## Work task
Would you reproduce the data below exactly, please, leaving out its images?

## Provided material

● ● ●

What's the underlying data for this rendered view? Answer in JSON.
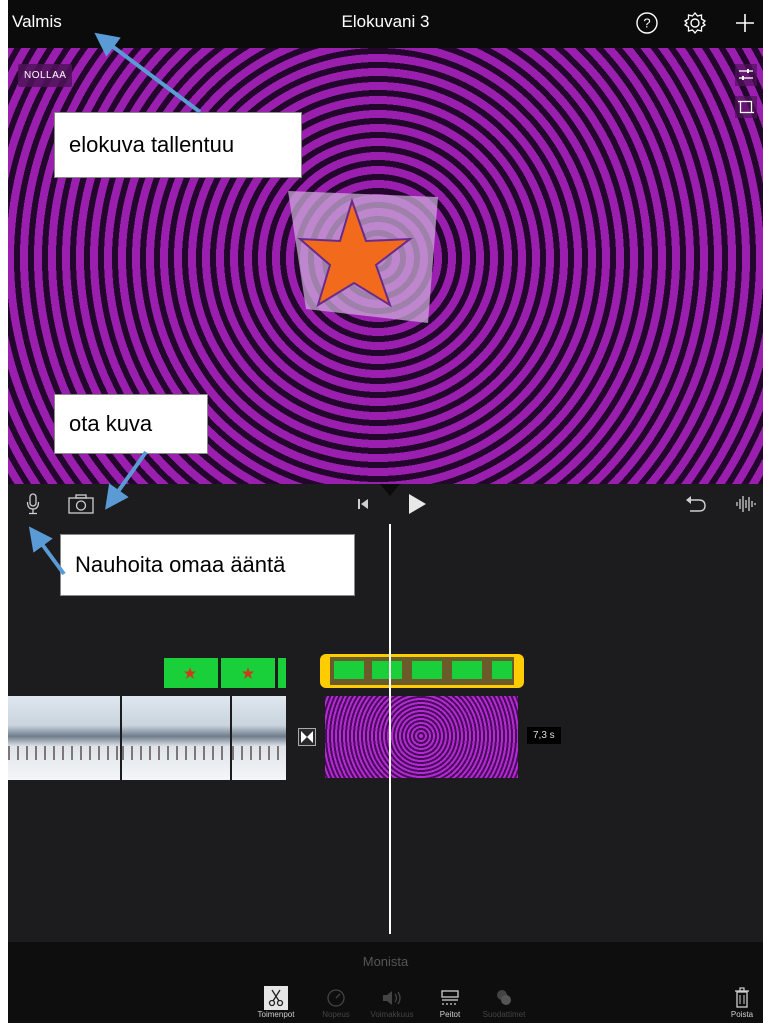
{
  "topbar": {
    "done_label": "Valmis",
    "project_title": "Elokuvani 3",
    "help_icon": "question-circle-icon",
    "settings_icon": "gear-icon",
    "add_icon": "plus-icon"
  },
  "viewer": {
    "reset_label": "NOLLAA",
    "adjust_icon": "sliders-icon",
    "crop_icon": "crop-icon"
  },
  "controls": {
    "mic_icon": "microphone-icon",
    "camera_icon": "camera-icon",
    "skip_back_icon": "skip-to-start-icon",
    "play_icon": "play-icon",
    "undo_icon": "undo-icon",
    "waveform_icon": "waveform-icon"
  },
  "timeline": {
    "clip_duration": "7,3 s"
  },
  "bottombar": {
    "duplicate_label": "Monista",
    "tools": [
      {
        "label": "Toimenpot",
        "icon": "scissors-icon"
      },
      {
        "label": "Nopeus",
        "icon": "speedometer-icon"
      },
      {
        "label": "Voimakkuus",
        "icon": "volume-icon"
      },
      {
        "label": "Peitot",
        "icon": "overlay-icon"
      },
      {
        "label": "Suodattimet",
        "icon": "filters-icon"
      }
    ],
    "delete_label": "Poista"
  },
  "annotations": {
    "save_note": "elokuva tallentuu",
    "photo_note": "ota kuva",
    "record_note": "Nauhoita omaa ääntä"
  },
  "colors": {
    "accent": "#ffcc00",
    "clip_green": "#19cf3a",
    "spiral_purple": "#9a1fae",
    "arrow_blue": "#5b9bd5"
  }
}
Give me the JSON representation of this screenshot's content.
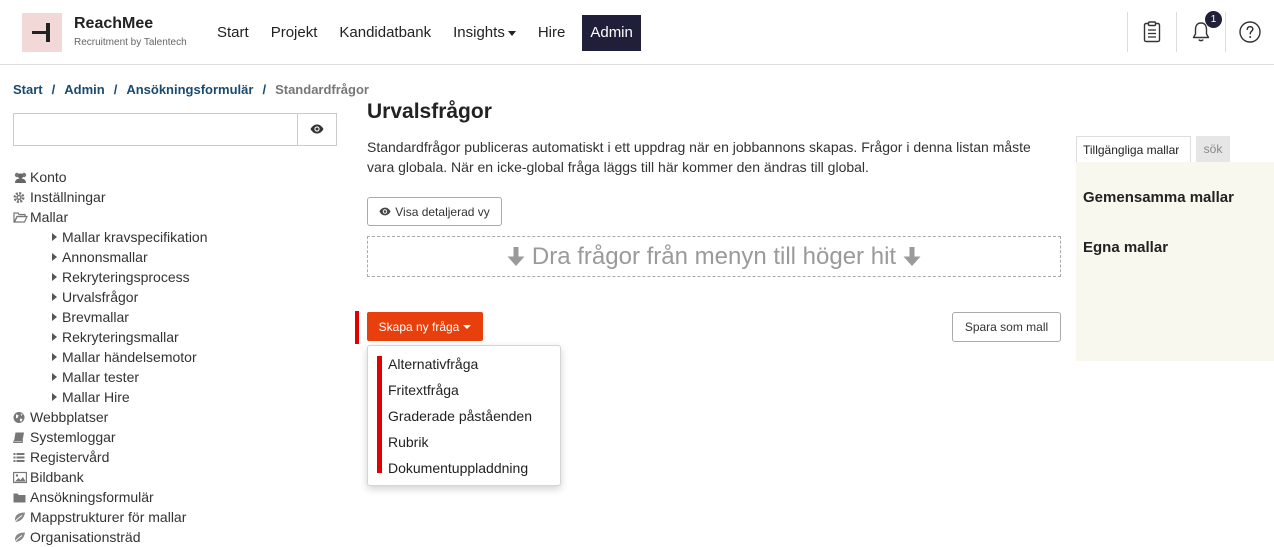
{
  "brand": {
    "name": "ReachMee",
    "subtitle": "Recruitment by Talentech",
    "logo_bg": "#f3d8d8"
  },
  "nav": {
    "items": [
      {
        "label": "Start"
      },
      {
        "label": "Projekt"
      },
      {
        "label": "Kandidatbank"
      },
      {
        "label": "Insights"
      },
      {
        "label": "Hire"
      },
      {
        "label": "Admin"
      }
    ],
    "active": "Admin",
    "active_color": "#1f1f3a"
  },
  "header_icons": {
    "clipboard": "clipboard-icon",
    "notifications": "bell-icon",
    "notification_count": "1",
    "help": "help-icon"
  },
  "breadcrumb": {
    "items": [
      "Start",
      "Admin",
      "Ansökningsformulär",
      "Standardfrågor"
    ],
    "separator": "/"
  },
  "search": {
    "value": "",
    "placeholder": ""
  },
  "tree": {
    "items": [
      {
        "label": "Konto",
        "icon": "users-icon"
      },
      {
        "label": "Inställningar",
        "icon": "gear-icon"
      },
      {
        "label": "Mallar",
        "icon": "folder-open-icon"
      },
      {
        "label": "Mallar kravspecifikation"
      },
      {
        "label": "Annonsmallar"
      },
      {
        "label": "Rekryteringsprocess"
      },
      {
        "label": "Urvalsfrågor"
      },
      {
        "label": "Brevmallar"
      },
      {
        "label": "Rekryteringsmallar"
      },
      {
        "label": "Mallar händelsemotor"
      },
      {
        "label": "Mallar tester"
      },
      {
        "label": "Mallar Hire"
      },
      {
        "label": "Webbplatser",
        "icon": "globe-icon"
      },
      {
        "label": "Systemloggar",
        "icon": "book-icon"
      },
      {
        "label": "Registervård",
        "icon": "list-icon"
      },
      {
        "label": "Bildbank",
        "icon": "image-icon"
      },
      {
        "label": "Ansökningsformulär",
        "icon": "folder-icon"
      },
      {
        "label": "Mappstrukturer för mallar",
        "icon": "leaf-icon"
      },
      {
        "label": "Organisationsträd",
        "icon": "leaf-icon"
      }
    ]
  },
  "main": {
    "title": "Urvalsfrågor",
    "description": "Standardfrågor publiceras automatiskt i ett uppdrag när en jobbannons skapas. Frågor i denna listan måste vara globala. När en icke-global fråga läggs till här kommer den ändras till global.",
    "detail_view_button": "Visa detaljerad vy",
    "dropzone_text": "Dra frågor från menyn till höger hit",
    "create_button": "Skapa ny fråga",
    "create_button_color": "#e8400c",
    "save_template_button": "Spara som mall",
    "marker_color": "#e00000",
    "dropdown_items": [
      "Alternativfråga",
      "Fritextfråga",
      "Graderade påståenden",
      "Rubrik",
      "Dokumentuppladdning"
    ]
  },
  "right_panel": {
    "tabs": [
      "Tillgängliga mallar",
      "sök"
    ],
    "active_tab": "Tillgängliga mallar",
    "headings": [
      "Gemensamma mallar",
      "Egna mallar"
    ],
    "bg": "#f9f8ef"
  }
}
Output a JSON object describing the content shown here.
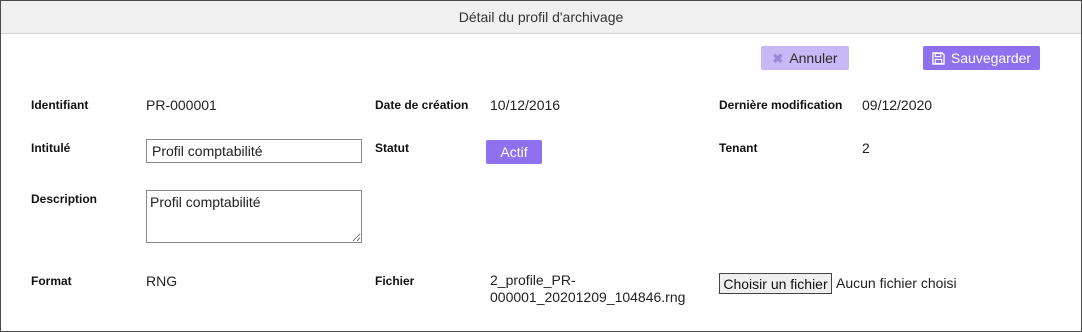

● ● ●

## Response to this task
What's the underlying data for this rendered view? Answer in JSON.
{
  "topbar": {
    "done_label": "Valmis",
    "project_title": "Elokuvani 3",
    "help_icon": "question-circle-icon",
    "settings_icon": "gear-icon",
    "add_icon": "plus-icon"
  },
  "viewer": {
    "reset_label": "NOLLAA",
    "adjust_icon": "sliders-icon",
    "crop_icon": "crop-icon"
  },
  "controls": {
    "mic_icon": "microphone-icon",
    "camera_icon": "camera-icon",
    "skip_back_icon": "skip-to-start-icon",
    "play_icon": "play-icon",
    "undo_icon": "undo-icon",
    "waveform_icon": "waveform-icon"
  },
  "timeline": {
    "clip_duration": "7,3 s"
  },
  "bottombar": {
    "duplicate_label": "Monista",
    "tools": [
      {
        "label": "Toimenpot",
        "icon": "scissors-icon"
      },
      {
        "label": "Nopeus",
        "icon": "speedometer-icon"
      },
      {
        "label": "Voimakkuus",
        "icon": "volume-icon"
      },
      {
        "label": "Peitot",
        "icon": "overlay-icon"
      },
      {
        "label": "Suodattimet",
        "icon": "filters-icon"
      }
    ],
    "delete_label": "Poista"
  },
  "annotations": {
    "save_note": "elokuva tallentuu",
    "photo_note": "ota kuva",
    "record_note": "Nauhoita omaa ääntä"
  },
  "colors": {
    "accent": "#ffcc00",
    "clip_green": "#19cf3a",
    "spiral_purple": "#9a1fae",
    "arrow_blue": "#5b9bd5"
  }
}
Give me the JSON representation of this screenshot's content.
{
  "brand": {
    "name": "ReachMee",
    "subtitle": "Recruitment by Talentech",
    "logo_bg": "#f3d8d8"
  },
  "nav": {
    "items": [
      {
        "label": "Start"
      },
      {
        "label": "Projekt"
      },
      {
        "label": "Kandidatbank"
      },
      {
        "label": "Insights"
      },
      {
        "label": "Hire"
      },
      {
        "label": "Admin"
      }
    ],
    "active": "Admin",
    "active_color": "#1f1f3a"
  },
  "header_icons": {
    "clipboard": "clipboard-icon",
    "notifications": "bell-icon",
    "notification_count": "1",
    "help": "help-icon"
  },
  "breadcrumb": {
    "items": [
      "Start",
      "Admin",
      "Ansökningsformulär",
      "Standardfrågor"
    ],
    "separator": "/"
  },
  "search": {
    "value": "",
    "placeholder": ""
  },
  "tree": {
    "items": [
      {
        "label": "Konto",
        "icon": "users-icon"
      },
      {
        "label": "Inställningar",
        "icon": "gear-icon"
      },
      {
        "label": "Mallar",
        "icon": "folder-open-icon"
      },
      {
        "label": "Mallar kravspecifikation"
      },
      {
        "label": "Annonsmallar"
      },
      {
        "label": "Rekryteringsprocess"
      },
      {
        "label": "Urvalsfrågor"
      },
      {
        "label": "Brevmallar"
      },
      {
        "label": "Rekryteringsmallar"
      },
      {
        "label": "Mallar händelsemotor"
      },
      {
        "label": "Mallar tester"
      },
      {
        "label": "Mallar Hire"
      },
      {
        "label": "Webbplatser",
        "icon": "globe-icon"
      },
      {
        "label": "Systemloggar",
        "icon": "book-icon"
      },
      {
        "label": "Registervård",
        "icon": "list-icon"
      },
      {
        "label": "Bildbank",
        "icon": "image-icon"
      },
      {
        "label": "Ansökningsformulär",
        "icon": "folder-icon"
      },
      {
        "label": "Mappstrukturer för mallar",
        "icon": "leaf-icon"
      },
      {
        "label": "Organisationsträd",
        "icon": "leaf-icon"
      }
    ]
  },
  "main": {
    "title": "Urvalsfrågor",
    "description": "Standardfrågor publiceras automatiskt i ett uppdrag när en jobbannons skapas. Frågor i denna listan måste vara globala. När en icke-global fråga läggs till här kommer den ändras till global.",
    "detail_view_button": "Visa detaljerad vy",
    "dropzone_text": "Dra frågor från menyn till höger hit",
    "create_button": "Skapa ny fråga",
    "create_button_color": "#e8400c",
    "save_template_button": "Spara som mall",
    "marker_color": "#e00000",
    "dropdown_items": [
      "Alternativfråga",
      "Fritextfråga",
      "Graderade påståenden",
      "Rubrik",
      "Dokumentuppladdning"
    ]
  },
  "right_panel": {
    "tabs": [
      "Tillgängliga mallar",
      "sök"
    ],
    "active_tab": "Tillgängliga mallar",
    "headings": [
      "Gemensamma mallar",
      "Egna mallar"
    ],
    "bg": "#f9f8ef"
  }
}
Output a JSON object describing the content shown here.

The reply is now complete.